Internal Control: The Means to Getting Hold of Your Business
There are forces at work to stop a business from achieving its objectives. To make sure it achieves its objectives, the business takes measures to stop those forces from negatively impacting the business. We call the forces that threaten the business, risk. The counter measures to stop these forces are controls. Effective internal control affects the success or failure of the business.
In this article we discuss internal control and the components that make them effective..
What are internal controls?
[i]Internal control is a process, effected by an entity’s board of directors, management, and other personnel, designed to give reasonable assurance of achieving objectives relating to operations, reporting and compliance.
The definition emphasizes that internal control is:
- Geared towards achievement of objectives in one or more separate overlapping categories – operations, reporting and compliance.
- A series of ongoing tasks and activities.
- Performed by people – it is not about policy and procedure manuals, systems, and forms, but people and the actions they take at every level of an organization to effect internal controls.
- Able to give reasonable assurance – but not absolute assurance, to an entity’s senior management and board of directors.
Components of internal control
A good internal control arrangement has five components that work together to achieve the goals set.
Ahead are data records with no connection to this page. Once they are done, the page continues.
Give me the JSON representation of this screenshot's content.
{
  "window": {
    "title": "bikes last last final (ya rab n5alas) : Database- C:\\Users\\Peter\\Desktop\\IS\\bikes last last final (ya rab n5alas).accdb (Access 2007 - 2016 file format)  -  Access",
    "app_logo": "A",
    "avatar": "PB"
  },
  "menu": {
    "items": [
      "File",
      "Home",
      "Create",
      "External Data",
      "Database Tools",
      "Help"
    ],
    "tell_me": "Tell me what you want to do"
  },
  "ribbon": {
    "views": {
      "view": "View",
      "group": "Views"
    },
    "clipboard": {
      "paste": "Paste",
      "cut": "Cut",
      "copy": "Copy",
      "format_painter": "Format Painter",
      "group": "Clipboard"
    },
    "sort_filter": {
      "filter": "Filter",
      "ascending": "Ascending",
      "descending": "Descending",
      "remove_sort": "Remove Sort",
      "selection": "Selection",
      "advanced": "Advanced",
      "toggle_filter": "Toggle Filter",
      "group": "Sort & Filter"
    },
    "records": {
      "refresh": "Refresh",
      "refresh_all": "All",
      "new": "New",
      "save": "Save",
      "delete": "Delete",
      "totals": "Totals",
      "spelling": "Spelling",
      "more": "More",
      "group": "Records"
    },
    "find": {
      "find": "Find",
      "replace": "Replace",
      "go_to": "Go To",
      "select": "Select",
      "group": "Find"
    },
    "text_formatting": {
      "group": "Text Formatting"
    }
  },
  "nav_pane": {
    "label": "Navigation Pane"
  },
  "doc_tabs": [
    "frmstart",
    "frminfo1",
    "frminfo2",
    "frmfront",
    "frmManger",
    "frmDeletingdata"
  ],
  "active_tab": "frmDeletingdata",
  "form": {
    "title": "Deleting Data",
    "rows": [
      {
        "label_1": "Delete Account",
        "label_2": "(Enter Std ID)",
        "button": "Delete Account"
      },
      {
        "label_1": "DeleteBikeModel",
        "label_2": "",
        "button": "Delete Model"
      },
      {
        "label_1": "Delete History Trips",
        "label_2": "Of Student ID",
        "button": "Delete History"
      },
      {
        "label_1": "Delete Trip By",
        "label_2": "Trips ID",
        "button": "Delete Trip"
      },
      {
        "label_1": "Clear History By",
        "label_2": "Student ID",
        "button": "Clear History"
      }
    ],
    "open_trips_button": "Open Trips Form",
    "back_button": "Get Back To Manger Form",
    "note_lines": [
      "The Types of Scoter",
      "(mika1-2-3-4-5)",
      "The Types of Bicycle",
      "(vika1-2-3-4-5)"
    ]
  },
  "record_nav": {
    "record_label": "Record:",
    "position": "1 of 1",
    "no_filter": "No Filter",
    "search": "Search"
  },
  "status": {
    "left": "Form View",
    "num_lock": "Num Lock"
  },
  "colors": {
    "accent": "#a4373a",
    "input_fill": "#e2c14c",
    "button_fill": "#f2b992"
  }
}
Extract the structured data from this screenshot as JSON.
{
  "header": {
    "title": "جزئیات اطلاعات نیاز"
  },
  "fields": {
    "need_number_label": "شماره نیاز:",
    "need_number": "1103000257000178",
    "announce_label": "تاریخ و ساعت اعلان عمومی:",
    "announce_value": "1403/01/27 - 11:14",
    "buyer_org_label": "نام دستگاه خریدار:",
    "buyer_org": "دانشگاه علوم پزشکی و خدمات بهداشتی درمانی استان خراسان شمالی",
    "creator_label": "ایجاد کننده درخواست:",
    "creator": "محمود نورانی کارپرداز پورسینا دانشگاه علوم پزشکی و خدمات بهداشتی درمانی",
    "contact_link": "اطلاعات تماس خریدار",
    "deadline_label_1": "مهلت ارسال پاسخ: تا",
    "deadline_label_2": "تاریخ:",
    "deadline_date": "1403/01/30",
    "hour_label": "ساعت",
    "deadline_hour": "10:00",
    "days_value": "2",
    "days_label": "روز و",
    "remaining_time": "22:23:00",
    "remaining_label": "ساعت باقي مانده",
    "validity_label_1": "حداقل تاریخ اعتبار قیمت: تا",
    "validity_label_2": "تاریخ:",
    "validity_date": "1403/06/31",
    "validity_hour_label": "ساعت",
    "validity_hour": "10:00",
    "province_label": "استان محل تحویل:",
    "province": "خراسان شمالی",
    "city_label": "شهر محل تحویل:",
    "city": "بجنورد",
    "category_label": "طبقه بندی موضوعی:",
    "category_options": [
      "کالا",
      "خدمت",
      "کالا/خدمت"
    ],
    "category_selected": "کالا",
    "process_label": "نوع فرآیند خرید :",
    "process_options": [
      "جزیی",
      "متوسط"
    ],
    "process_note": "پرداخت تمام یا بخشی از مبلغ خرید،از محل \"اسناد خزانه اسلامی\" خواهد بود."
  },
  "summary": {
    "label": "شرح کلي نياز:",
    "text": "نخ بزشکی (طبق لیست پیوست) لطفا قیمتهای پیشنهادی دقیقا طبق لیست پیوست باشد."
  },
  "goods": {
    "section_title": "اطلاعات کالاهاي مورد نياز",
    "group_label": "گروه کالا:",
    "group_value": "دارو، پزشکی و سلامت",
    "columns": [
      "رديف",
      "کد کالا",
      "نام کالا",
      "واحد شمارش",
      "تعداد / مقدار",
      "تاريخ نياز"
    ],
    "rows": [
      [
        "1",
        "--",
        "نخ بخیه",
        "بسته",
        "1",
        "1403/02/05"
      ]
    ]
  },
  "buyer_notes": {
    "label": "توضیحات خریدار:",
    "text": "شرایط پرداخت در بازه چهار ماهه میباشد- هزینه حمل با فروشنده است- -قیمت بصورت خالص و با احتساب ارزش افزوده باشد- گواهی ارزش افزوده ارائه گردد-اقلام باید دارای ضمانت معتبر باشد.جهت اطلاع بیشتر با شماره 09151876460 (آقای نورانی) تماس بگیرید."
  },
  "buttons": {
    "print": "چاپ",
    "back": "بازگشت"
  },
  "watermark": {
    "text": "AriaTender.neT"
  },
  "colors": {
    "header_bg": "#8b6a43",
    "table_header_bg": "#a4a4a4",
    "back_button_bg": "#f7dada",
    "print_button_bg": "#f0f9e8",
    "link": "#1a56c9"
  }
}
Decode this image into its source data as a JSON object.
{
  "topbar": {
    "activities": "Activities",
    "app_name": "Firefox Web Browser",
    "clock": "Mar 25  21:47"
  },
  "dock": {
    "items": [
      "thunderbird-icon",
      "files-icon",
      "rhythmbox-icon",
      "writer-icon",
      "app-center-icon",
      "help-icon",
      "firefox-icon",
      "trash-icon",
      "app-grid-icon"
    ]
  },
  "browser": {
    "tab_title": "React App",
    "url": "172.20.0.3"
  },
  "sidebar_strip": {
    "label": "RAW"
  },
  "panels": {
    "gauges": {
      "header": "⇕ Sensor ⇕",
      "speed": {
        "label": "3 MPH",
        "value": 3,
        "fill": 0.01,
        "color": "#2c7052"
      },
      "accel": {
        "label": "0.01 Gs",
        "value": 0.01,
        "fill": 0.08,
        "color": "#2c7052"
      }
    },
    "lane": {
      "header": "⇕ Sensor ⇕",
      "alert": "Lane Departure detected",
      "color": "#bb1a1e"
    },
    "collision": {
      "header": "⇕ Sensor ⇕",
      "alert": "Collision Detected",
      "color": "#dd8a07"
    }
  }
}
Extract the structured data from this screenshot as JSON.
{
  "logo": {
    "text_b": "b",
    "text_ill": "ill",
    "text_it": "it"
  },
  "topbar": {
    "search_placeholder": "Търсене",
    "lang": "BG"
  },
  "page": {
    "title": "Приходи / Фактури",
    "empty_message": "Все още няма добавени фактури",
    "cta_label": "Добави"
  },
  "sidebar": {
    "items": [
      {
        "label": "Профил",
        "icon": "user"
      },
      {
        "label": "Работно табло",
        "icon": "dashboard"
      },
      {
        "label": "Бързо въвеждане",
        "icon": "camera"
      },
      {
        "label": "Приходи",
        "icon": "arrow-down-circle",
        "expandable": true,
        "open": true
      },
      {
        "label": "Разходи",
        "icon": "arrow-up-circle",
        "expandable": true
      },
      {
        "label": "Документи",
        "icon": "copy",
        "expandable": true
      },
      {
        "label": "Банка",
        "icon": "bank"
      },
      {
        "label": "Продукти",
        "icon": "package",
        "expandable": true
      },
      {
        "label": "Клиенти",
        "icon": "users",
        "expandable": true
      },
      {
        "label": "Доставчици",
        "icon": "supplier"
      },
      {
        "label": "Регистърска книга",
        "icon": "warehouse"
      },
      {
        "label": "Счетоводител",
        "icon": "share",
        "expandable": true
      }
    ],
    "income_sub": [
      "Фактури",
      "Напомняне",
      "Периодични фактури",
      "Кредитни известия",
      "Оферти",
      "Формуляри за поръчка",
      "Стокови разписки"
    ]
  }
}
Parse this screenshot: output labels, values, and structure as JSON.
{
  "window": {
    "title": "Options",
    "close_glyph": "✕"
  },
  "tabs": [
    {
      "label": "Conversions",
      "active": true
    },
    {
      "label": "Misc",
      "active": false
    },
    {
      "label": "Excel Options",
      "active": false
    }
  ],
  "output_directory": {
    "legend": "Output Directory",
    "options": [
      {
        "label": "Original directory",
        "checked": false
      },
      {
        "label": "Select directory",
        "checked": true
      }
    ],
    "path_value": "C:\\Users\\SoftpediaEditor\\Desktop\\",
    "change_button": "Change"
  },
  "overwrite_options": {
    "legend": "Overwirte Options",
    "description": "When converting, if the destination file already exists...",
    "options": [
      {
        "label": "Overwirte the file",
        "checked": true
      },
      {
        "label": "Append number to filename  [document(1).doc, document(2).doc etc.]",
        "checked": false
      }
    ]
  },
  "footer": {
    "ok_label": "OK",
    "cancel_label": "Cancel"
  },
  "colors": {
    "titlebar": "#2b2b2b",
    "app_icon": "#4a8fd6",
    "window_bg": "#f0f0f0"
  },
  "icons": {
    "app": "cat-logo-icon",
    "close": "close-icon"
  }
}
The five components are:
- Control environment
- Risk assessment
- Control activities
- Monitoring activities
A supportive environment is necessary for controls to work. Some control environments promote good controls, whilst others hinder them.
A good control environment enables the components of internal control to work effectively.
The factors that influence the control environment are management’s philosophy, operating style, ethical values, and commitment to competence.
Risk is the possibility that an event will occur that affects the entity’s ability to achieve its objectives. It is important because it affects the entity’s ability to succeed.
Risk assessment is a means for finding and analyzing risks to achieving the entity’s objectives. The management assesses thenature, effect and likelihood of occurrence of the risks identified to decide how to manage them.
Management issues directives to mitigate risks to achieving its objectives. Control activities are the actions, required by policies and procedures, to prevent or mitigate risk.
Control activities occur daily at every level of the entity, and at various stages within business processes.
Information and communication
To carry out its internal control obligations, the entity needs information. Communication provides the information needed to do day-to-day controls.
Communication enables personnel to understand internal control responsibilities, and their importance to achievement of objectives.
Monitoring activities are periodic reviews of the system of internal control to establish whether it is effective.
Ongoing evaluation is used to find out whether each of the five components of internal controls are present and working as intended.
The reviewer communicates his findings to management for action.
Why is internal control important?
Internal control helps an entity to realize its mission, goals and objectives.
An effective internal controls system:
- Promotes effective operations.
- Safeguards resources against loss from waste, abuse, mismanagement, errors and fraud.
- Promotes adherence to laws and regulations, policies and procedures.
- Helps to produce reliable and timely financial reports.
- A business faces many risks. Risk is anything that will prevent the business from achieving its goals.
- Internal controls are deliberate measures to prevent or mitigate risks to achieving its goals.
- To have effective controls, the five components must be present and functioning.
Do you have adequate controls? Are the five components present? You can use these ideas to assess your internal control.